───── Provided records

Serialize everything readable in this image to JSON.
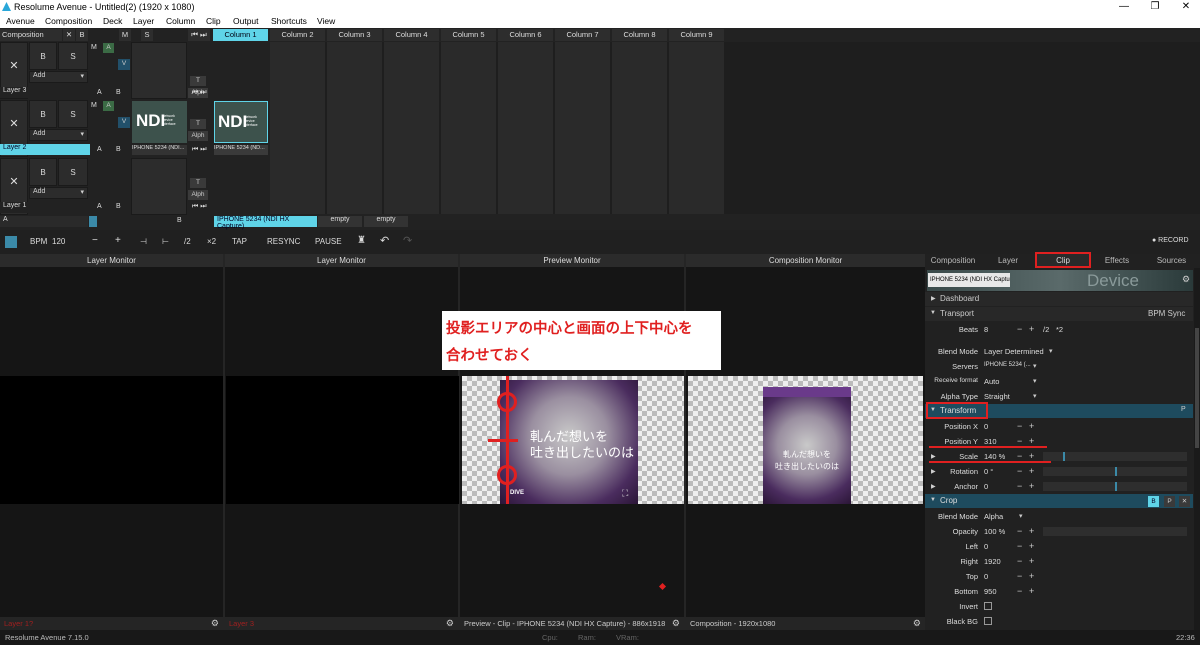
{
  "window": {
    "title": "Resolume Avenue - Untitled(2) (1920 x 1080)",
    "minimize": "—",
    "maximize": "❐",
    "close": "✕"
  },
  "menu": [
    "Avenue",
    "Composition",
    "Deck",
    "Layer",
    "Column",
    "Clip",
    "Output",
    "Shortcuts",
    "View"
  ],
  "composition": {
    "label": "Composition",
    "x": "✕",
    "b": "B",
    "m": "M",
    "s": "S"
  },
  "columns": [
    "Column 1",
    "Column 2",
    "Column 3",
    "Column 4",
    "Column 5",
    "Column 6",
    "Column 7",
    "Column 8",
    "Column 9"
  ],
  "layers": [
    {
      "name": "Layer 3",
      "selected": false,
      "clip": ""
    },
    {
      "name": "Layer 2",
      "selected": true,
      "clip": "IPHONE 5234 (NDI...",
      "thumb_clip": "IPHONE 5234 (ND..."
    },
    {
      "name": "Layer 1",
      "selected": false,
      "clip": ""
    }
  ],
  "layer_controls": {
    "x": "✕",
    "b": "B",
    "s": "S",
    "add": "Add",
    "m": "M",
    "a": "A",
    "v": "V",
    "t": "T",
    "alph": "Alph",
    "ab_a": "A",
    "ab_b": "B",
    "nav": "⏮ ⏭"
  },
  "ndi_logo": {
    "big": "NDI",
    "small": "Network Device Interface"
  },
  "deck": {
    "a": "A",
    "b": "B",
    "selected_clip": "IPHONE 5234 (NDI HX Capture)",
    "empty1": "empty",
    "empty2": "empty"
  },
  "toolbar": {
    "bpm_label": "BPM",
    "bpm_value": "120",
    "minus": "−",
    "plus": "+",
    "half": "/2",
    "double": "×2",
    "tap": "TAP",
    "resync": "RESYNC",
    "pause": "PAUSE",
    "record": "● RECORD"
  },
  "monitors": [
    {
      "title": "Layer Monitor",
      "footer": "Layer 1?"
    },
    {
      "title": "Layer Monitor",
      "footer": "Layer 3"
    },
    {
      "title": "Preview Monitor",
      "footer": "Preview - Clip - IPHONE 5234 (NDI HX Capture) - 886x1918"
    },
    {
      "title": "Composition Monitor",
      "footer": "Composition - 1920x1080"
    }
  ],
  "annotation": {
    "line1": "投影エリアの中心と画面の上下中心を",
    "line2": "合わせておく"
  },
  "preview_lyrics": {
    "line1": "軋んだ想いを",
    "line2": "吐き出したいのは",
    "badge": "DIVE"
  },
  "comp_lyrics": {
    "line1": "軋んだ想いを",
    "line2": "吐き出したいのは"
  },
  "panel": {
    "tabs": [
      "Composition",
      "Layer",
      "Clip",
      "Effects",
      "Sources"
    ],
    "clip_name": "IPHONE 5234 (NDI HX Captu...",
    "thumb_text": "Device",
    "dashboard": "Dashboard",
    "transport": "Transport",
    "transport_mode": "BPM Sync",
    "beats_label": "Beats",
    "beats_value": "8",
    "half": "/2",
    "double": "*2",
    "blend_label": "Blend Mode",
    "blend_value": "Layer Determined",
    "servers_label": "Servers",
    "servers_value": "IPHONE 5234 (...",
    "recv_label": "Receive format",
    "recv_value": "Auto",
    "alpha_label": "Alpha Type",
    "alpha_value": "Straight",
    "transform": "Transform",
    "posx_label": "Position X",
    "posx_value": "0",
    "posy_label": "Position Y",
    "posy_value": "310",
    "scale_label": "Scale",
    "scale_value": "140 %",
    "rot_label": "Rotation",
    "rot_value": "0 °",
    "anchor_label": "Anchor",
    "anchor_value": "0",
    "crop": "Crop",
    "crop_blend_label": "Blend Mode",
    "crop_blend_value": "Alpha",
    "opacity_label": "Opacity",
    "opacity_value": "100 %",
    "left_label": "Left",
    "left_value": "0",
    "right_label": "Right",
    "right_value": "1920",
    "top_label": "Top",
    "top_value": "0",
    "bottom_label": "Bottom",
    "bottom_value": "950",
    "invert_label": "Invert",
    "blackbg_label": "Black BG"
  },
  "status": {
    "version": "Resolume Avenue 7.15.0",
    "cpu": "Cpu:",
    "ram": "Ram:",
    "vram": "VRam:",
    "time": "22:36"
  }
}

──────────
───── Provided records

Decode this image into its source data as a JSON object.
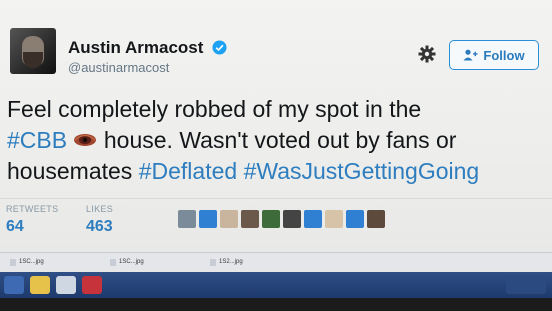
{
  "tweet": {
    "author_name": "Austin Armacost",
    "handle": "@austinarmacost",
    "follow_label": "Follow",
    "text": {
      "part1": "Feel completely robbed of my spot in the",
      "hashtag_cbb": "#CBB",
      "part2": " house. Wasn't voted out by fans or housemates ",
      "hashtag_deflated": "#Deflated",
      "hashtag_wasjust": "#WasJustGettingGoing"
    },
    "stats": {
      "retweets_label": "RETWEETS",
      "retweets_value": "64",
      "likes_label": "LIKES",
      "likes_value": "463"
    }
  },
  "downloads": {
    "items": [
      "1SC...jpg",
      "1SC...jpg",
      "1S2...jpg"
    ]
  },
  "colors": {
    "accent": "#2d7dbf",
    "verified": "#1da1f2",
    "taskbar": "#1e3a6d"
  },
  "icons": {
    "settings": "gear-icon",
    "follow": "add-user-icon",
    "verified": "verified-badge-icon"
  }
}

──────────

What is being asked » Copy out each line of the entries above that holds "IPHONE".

Task result »
      "clip": "IPHONE 5234 (NDI...",
      "thumb_clip": "IPHONE 5234 (ND..."
    "selected_clip": "IPHONE 5234 (NDI HX Capture)",
      "footer": "Preview - Clip - IPHONE 5234 (NDI HX Capture) - 886x1918"
    "clip_name": "IPHONE 5234 (NDI HX Captu...",
    "servers_value": "IPHONE 5234 (...",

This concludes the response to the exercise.